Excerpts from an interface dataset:
══════════

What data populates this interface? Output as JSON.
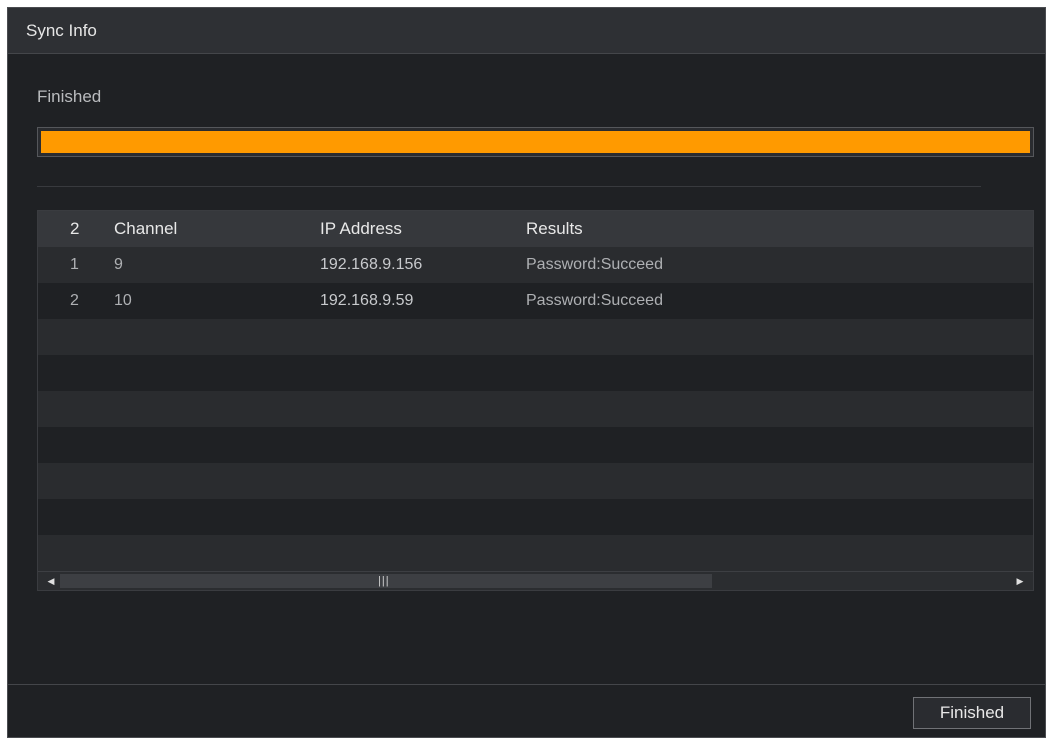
{
  "dialog": {
    "title": "Sync Info",
    "status_text": "Finished",
    "progress_fraction": 1.0,
    "progress_color": "#ff9a00"
  },
  "table": {
    "headers": {
      "count": "2",
      "channel": "Channel",
      "ip_address": "IP Address",
      "results": "Results"
    },
    "rows": [
      {
        "index": "1",
        "channel": "9",
        "ip": "192.168.9.156",
        "result": "Password:Succeed"
      },
      {
        "index": "2",
        "channel": "10",
        "ip": "192.168.9.59",
        "result": "Password:Succeed"
      }
    ],
    "empty_row_count": 8,
    "scrollbar": {
      "left_icon": "arrow-left-icon",
      "right_icon": "arrow-right-icon",
      "grip_icon": "grip-icon",
      "grip": "|||"
    }
  },
  "footer": {
    "finished_button_label": "Finished"
  }
}
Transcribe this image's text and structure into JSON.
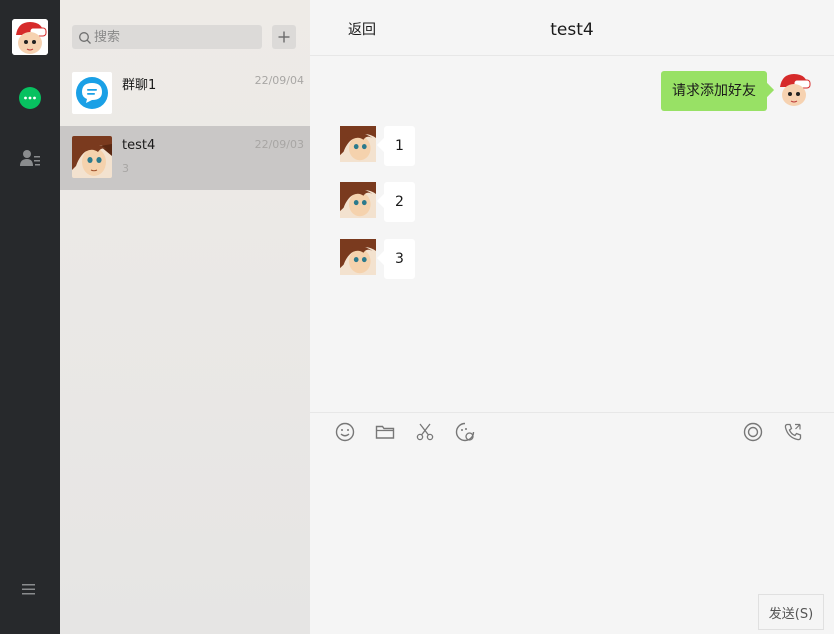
{
  "search": {
    "placeholder": "搜索"
  },
  "sessions": [
    {
      "name": "群聊1",
      "time": "22/09/04",
      "preview": ""
    },
    {
      "name": "test4",
      "time": "22/09/03",
      "preview": "3"
    }
  ],
  "chat": {
    "back_label": "返回",
    "title": "test4",
    "messages": [
      {
        "from": "me",
        "text": "请求添加好友"
      },
      {
        "from": "peer",
        "text": "1"
      },
      {
        "from": "peer",
        "text": "2"
      },
      {
        "from": "peer",
        "text": "3"
      }
    ],
    "send_label": "发送(S)"
  },
  "colors": {
    "nav_bg": "#27292c",
    "accent_green": "#07c160",
    "bubble_me": "#98e165",
    "active_session": "#c9c7c6"
  },
  "icons": [
    "chat-icon",
    "contacts-icon",
    "menu-icon",
    "search-icon",
    "plus-icon",
    "emoji-icon",
    "folder-icon",
    "scissors-icon",
    "sticker-icon",
    "video-call-icon",
    "voice-call-icon"
  ]
}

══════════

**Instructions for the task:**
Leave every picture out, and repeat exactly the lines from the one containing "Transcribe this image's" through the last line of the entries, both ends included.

**Task answer:**
Transcribe this image's text and structure into JSON.
{
  "search": {
    "placeholder": "搜索"
  },
  "sessions": [
    {
      "name": "群聊1",
      "time": "22/09/04",
      "preview": ""
    },
    {
      "name": "test4",
      "time": "22/09/03",
      "preview": "3"
    }
  ],
  "chat": {
    "back_label": "返回",
    "title": "test4",
    "messages": [
      {
        "from": "me",
        "text": "请求添加好友"
      },
      {
        "from": "peer",
        "text": "1"
      },
      {
        "from": "peer",
        "text": "2"
      },
      {
        "from": "peer",
        "text": "3"
      }
    ],
    "send_label": "发送(S)"
  },
  "colors": {
    "nav_bg": "#27292c",
    "accent_green": "#07c160",
    "bubble_me": "#98e165",
    "active_session": "#c9c7c6"
  },
  "icons": [
    "chat-icon",
    "contacts-icon",
    "menu-icon",
    "search-icon",
    "plus-icon",
    "emoji-icon",
    "folder-icon",
    "scissors-icon",
    "sticker-icon",
    "video-call-icon",
    "voice-call-icon"
  ]
}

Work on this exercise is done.